** INFORMATION GIVEN follows **

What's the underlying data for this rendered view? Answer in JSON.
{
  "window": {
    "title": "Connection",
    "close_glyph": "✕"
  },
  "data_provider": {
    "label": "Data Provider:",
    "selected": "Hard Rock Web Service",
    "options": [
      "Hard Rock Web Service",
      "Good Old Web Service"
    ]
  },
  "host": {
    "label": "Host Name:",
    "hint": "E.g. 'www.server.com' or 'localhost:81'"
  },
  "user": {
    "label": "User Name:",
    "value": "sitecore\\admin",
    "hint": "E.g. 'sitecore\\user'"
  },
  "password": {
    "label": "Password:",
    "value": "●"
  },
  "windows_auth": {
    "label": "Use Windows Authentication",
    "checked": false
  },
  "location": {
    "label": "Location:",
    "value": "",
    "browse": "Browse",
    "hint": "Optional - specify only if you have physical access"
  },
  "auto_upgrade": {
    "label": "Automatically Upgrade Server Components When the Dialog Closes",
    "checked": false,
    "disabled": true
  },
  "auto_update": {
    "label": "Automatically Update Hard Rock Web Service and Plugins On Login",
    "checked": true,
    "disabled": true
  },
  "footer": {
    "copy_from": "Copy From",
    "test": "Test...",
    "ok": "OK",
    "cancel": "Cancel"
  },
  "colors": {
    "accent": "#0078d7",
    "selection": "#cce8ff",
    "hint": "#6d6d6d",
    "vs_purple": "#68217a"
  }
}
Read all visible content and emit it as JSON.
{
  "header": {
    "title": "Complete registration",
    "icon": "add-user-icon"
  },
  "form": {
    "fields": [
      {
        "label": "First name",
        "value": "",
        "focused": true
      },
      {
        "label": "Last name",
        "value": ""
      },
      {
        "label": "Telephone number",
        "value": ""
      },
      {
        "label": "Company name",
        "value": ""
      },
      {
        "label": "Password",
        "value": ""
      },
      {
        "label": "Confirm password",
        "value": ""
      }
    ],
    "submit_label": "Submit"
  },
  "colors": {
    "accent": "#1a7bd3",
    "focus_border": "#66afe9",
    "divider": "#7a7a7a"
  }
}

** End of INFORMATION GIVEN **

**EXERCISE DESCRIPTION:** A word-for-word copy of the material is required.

**ANSWER FOR THIS EXERCISE:**
What's the underlying data for this rendered view? Answer in JSON.
{
  "window": {
    "title": "Connection",
    "close_glyph": "✕"
  },
  "data_provider": {
    "label": "Data Provider:",
    "selected": "Hard Rock Web Service",
    "options": [
      "Hard Rock Web Service",
      "Good Old Web Service"
    ]
  },
  "host": {
    "label": "Host Name:",
    "hint": "E.g. 'www.server.com' or 'localhost:81'"
  },
  "user": {
    "label": "User Name:",
    "value": "sitecore\\admin",
    "hint": "E.g. 'sitecore\\user'"
  },
  "password": {
    "label": "Password:",
    "value": "●"
  },
  "windows_auth": {
    "label": "Use Windows Authentication",
    "checked": false
  },
  "location": {
    "label": "Location:",
    "value": "",
    "browse": "Browse",
    "hint": "Optional - specify only if you have physical access"
  },
  "auto_upgrade": {
    "label": "Automatically Upgrade Server Components When the Dialog Closes",
    "checked": false,
    "disabled": true
  },
  "auto_update": {
    "label": "Automatically Update Hard Rock Web Service and Plugins On Login",
    "checked": true,
    "disabled": true
  },
  "footer": {
    "copy_from": "Copy From",
    "test": "Test...",
    "ok": "OK",
    "cancel": "Cancel"
  },
  "colors": {
    "accent": "#0078d7",
    "selection": "#cce8ff",
    "hint": "#6d6d6d",
    "vs_purple": "#68217a"
  }
}
Read all visible content and emit it as JSON.
{
  "header": {
    "title": "Complete registration",
    "icon": "add-user-icon"
  },
  "form": {
    "fields": [
      {
        "label": "First name",
        "value": "",
        "focused": true
      },
      {
        "label": "Last name",
        "value": ""
      },
      {
        "label": "Telephone number",
        "value": ""
      },
      {
        "label": "Company name",
        "value": ""
      },
      {
        "label": "Password",
        "value": ""
      },
      {
        "label": "Confirm password",
        "value": ""
      }
    ],
    "submit_label": "Submit"
  },
  "colors": {
    "accent": "#1a7bd3",
    "focus_border": "#66afe9",
    "divider": "#7a7a7a"
  }
}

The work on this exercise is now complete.